‘Pounamu’ is the Maori name for Greenstone. It is the God stone of our Maori people, along with Serpentine and other closely related stones of the Amphibole group of minerals.
It is hugely significant for Maori, for it was often used as a seal for transfers of title, the Greenstone 'taonga' or treasure taking the place of a document as proof and sale of land.
When Captain Cook first discovered New Zealand in 1769 he noticed the Maori working a green coloured stone. It's thought that this is where the name 'Greenstone' originated from.
In fact the name 'Greenstone' is a slang term. Its correct mineral name is "Nephrite" (pronounced nef '-rite). It is an extremely tough stone made up of interwoven fibres that will actually bend before breaking. Even then the parts have to be pulled apart.
Nephrite is found in many parts of the world but New Zealand Greenstone is being particularly unique because of its vast range of colour variations between the main varieties.
Carver Nathanael Provis
This magnificient sculpture is of the Kahurangi flower variety and from the J. Leighton stone. Note how it recesses into the base with a wide steam which is part of the carving. The striking orange hues are created through heat when polishing.
Greenstone is a metamorphic rock formed through tremendous heat and pressure. It is found throughout Westland’s alluvial glacial moraines. The main historical gathering places are between Greymouth and Hokitika. Just where certain varieties and types of stone originated from, remain a mystery, locked away in a distant past, when all was upthrust and under ice.
Bands of Pounamu formations, which tend to run in a North Easterly direction, consist mainly of Serpentine, Dunite and similar Olivine rock, Serpentine talc formations and actinolite. The addition of other combinations, with a mixture of minerals, accounts for why these formations are often referred to as a mineral belt.
A grey-green colour. It is either very translucent or quite opaque. Highly prized by the Maori and the desired material for making mere and patu.
A highly translucent, lightish green shade, free from dark spots and other flaws. One of the rarest varieties, held in high esteem by the Maori.

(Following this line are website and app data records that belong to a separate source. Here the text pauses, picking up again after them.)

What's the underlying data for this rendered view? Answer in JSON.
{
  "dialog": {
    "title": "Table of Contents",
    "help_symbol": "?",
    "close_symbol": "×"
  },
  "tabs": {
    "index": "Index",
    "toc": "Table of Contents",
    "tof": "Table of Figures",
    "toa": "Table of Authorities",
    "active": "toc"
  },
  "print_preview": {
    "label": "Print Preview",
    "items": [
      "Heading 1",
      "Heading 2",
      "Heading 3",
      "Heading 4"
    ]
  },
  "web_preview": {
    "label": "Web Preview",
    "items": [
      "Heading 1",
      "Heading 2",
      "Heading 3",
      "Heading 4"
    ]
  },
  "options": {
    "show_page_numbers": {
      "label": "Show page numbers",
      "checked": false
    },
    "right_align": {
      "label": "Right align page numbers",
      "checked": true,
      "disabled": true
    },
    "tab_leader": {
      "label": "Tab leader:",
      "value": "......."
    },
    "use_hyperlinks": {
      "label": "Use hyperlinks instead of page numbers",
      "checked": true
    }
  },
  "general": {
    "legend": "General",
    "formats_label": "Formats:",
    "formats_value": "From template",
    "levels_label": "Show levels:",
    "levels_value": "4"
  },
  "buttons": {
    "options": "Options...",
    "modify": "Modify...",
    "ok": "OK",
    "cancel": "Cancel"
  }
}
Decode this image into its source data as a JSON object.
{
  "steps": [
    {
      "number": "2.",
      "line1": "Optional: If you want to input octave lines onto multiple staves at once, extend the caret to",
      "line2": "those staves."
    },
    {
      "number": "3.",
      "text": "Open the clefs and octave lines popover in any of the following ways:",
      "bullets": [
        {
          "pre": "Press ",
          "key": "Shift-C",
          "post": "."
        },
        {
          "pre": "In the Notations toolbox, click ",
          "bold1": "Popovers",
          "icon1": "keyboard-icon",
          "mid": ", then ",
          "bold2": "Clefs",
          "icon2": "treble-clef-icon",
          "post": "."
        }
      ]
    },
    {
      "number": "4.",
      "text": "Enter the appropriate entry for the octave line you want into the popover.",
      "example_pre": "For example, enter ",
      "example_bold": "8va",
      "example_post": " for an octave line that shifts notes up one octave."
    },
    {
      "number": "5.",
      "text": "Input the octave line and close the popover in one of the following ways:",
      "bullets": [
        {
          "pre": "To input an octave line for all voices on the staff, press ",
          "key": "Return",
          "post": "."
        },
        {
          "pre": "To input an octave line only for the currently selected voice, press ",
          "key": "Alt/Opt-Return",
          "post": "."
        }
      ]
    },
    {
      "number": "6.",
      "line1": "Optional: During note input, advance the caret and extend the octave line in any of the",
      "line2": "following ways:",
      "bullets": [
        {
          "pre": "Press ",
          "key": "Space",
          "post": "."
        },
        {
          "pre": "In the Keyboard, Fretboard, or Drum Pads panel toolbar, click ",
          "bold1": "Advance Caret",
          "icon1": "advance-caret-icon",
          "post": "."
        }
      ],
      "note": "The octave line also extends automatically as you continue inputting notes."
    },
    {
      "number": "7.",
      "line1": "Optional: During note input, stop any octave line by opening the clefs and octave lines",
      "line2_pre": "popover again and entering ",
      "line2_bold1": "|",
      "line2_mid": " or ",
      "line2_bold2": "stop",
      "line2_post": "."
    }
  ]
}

A dark rich green with varying intermediate shades, named after the leaf of the Kawakawa. It is the main type used in gem purposes.
A translucent to transparent olive green to bluishgreen variety of serpentine known as bowentine. Often known as Koko-Tangiwai.
A pale green opaque variety, given as the intermediate of Inanga and Kawakawa.
A type streaked or flecked with white. The name Kahotea derives from Kaho, meaning light-coloured tea (white or clear).
Also known as trout-stone named after the dark brown, olive green and yellowish markings found on the three species of the native freshwater trout.
This is the term used by the Maori of the Cook Strait region of the Kawakawa variety that is streaked with a shade of olive green.
Founder Pat Thompson
Pat Thompson was another prospector from Kumara who worked on the Kanieri Gold dredge. He arrived outside my factory one day, having worked the night shift, with a stone in the boot of his car. We both went out to look, he raised the boot lid, and as soon as I saw the stone I knew it was something special.
Pat's find was completely worn smooth, what’s known within the trade as "water washed". I knew from the time I first saw this stone that it would never be cut like so many of the beautiful water worn stones were in those early years. Stones like this are rare specimens indeed.